_Task objective_.
Search the entries below for the word "optional" and copy each line that has it.

*** Data extracts ***

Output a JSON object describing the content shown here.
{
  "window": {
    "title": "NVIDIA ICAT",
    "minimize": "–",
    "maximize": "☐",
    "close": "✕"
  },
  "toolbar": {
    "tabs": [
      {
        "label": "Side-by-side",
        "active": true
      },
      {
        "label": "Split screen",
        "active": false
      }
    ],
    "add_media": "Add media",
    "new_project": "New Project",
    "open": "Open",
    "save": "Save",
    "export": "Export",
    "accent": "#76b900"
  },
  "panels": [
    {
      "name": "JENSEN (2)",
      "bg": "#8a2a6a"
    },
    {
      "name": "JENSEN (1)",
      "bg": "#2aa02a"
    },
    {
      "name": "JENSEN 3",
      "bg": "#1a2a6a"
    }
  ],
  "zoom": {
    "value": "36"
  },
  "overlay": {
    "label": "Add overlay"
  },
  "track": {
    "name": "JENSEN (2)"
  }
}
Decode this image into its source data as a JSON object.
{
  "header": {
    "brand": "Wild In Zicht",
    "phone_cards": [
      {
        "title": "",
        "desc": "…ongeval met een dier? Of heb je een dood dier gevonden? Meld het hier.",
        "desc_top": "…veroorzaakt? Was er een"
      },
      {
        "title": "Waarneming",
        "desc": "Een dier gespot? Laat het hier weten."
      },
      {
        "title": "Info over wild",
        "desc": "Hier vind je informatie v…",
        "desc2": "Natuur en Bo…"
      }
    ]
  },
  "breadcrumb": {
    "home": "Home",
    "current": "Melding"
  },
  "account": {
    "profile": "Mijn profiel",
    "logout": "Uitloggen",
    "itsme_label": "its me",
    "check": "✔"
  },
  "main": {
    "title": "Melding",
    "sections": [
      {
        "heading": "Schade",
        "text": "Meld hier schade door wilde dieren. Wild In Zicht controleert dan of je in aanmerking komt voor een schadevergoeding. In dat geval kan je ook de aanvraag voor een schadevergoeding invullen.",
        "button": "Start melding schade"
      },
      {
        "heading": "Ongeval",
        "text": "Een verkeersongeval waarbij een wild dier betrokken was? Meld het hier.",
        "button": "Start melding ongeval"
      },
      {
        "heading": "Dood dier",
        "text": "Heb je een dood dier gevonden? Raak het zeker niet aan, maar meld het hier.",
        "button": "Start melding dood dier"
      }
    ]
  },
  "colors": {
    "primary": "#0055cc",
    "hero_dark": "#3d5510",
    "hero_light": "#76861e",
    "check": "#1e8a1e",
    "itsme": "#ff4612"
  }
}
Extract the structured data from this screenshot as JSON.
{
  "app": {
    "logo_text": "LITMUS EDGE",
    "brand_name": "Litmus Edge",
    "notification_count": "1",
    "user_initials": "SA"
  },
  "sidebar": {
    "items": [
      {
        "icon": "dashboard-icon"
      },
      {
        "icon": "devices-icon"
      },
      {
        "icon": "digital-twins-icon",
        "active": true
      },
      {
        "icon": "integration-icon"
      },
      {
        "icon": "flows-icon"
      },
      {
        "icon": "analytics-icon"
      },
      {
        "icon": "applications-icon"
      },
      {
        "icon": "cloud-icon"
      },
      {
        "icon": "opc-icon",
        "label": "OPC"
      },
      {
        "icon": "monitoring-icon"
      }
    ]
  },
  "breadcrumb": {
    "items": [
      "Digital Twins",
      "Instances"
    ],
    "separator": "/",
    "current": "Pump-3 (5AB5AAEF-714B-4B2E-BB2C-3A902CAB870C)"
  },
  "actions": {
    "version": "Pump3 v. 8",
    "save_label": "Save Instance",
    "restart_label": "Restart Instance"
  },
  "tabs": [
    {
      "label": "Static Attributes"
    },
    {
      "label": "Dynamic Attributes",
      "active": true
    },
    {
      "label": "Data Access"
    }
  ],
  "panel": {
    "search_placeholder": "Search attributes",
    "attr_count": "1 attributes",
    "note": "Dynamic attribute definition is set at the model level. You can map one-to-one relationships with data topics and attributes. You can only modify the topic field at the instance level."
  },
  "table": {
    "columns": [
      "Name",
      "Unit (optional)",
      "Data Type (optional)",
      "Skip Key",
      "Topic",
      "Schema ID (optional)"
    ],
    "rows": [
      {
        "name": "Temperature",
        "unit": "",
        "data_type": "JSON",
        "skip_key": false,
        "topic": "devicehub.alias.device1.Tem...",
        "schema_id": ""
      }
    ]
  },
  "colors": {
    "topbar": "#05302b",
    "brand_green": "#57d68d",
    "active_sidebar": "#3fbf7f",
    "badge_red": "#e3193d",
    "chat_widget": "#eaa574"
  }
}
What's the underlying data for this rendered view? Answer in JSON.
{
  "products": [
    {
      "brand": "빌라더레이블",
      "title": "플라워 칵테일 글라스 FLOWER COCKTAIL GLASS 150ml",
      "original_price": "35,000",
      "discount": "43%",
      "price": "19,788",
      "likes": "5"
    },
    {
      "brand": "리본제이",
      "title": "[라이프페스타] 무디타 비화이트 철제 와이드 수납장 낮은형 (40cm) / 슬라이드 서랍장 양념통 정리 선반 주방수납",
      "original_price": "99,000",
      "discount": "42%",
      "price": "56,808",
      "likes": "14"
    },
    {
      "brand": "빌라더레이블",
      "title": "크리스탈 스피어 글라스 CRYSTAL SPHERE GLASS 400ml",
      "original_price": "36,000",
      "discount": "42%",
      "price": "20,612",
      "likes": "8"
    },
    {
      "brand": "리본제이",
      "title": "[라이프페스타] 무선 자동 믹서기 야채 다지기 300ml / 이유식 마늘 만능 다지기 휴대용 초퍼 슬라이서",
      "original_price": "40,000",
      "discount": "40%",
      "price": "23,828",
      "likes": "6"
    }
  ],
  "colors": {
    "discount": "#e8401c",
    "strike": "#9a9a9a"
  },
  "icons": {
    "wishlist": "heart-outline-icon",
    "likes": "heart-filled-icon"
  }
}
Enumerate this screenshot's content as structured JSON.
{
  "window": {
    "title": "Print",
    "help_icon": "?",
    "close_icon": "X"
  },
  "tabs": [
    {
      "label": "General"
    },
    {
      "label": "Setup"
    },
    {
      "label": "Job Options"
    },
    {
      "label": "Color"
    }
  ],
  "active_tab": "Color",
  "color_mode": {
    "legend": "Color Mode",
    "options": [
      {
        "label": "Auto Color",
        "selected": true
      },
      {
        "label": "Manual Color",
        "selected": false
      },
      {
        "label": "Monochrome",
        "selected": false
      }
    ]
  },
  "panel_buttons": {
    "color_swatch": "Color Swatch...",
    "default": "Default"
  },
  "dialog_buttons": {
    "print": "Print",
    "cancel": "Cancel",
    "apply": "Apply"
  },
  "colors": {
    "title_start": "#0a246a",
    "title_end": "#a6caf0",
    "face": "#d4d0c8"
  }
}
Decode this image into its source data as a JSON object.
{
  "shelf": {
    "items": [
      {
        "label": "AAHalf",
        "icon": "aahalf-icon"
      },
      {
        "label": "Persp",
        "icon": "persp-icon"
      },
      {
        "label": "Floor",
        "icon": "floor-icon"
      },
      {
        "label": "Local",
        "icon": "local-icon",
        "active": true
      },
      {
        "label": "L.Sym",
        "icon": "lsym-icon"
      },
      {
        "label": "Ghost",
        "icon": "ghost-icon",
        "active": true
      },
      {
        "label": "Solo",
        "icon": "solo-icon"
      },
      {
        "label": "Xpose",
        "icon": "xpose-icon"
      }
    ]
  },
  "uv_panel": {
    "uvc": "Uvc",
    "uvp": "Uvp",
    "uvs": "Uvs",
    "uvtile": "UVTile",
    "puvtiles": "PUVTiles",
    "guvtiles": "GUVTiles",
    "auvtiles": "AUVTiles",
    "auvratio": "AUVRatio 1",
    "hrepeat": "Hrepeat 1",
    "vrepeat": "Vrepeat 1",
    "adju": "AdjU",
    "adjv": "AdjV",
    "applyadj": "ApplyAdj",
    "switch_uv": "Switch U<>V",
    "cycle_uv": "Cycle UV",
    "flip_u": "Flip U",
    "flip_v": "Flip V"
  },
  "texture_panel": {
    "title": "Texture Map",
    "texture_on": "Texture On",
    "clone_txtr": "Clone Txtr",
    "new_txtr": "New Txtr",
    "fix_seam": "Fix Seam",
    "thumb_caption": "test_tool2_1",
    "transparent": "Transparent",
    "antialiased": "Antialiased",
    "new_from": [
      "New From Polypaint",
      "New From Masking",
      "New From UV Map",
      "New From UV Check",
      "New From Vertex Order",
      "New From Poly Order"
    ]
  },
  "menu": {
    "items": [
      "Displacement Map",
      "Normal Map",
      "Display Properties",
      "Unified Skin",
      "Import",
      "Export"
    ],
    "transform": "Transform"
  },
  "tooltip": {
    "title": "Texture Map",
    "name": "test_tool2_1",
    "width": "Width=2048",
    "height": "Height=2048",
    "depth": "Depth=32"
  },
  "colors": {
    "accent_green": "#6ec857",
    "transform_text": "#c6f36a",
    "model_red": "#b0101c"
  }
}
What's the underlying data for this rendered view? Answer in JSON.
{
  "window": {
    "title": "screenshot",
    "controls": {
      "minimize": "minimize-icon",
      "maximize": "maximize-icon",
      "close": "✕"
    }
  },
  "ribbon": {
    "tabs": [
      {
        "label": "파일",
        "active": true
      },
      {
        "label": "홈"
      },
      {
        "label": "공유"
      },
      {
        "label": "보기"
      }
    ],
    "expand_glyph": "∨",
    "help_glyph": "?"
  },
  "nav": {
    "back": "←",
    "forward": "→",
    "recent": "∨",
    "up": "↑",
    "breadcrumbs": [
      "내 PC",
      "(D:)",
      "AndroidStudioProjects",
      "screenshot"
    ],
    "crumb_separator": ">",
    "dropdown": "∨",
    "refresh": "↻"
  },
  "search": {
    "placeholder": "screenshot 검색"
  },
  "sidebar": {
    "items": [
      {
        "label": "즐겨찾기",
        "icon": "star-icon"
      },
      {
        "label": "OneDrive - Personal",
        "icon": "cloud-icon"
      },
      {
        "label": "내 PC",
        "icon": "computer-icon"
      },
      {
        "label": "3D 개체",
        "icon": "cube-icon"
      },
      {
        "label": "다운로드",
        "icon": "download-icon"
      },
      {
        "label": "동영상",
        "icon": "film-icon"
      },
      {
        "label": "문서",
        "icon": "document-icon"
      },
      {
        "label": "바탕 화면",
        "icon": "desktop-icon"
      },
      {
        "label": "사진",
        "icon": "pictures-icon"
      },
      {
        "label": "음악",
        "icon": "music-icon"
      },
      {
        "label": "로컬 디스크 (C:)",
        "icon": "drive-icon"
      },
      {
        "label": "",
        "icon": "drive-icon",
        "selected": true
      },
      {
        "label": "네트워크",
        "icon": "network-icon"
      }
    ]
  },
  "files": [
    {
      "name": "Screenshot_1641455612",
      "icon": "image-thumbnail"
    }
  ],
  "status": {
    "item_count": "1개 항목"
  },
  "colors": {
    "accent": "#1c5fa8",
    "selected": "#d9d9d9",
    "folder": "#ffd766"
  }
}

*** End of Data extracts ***

_Result below_.
      "Unit (optional)",
      "Data Type (optional)",
      "Schema ID (optional)"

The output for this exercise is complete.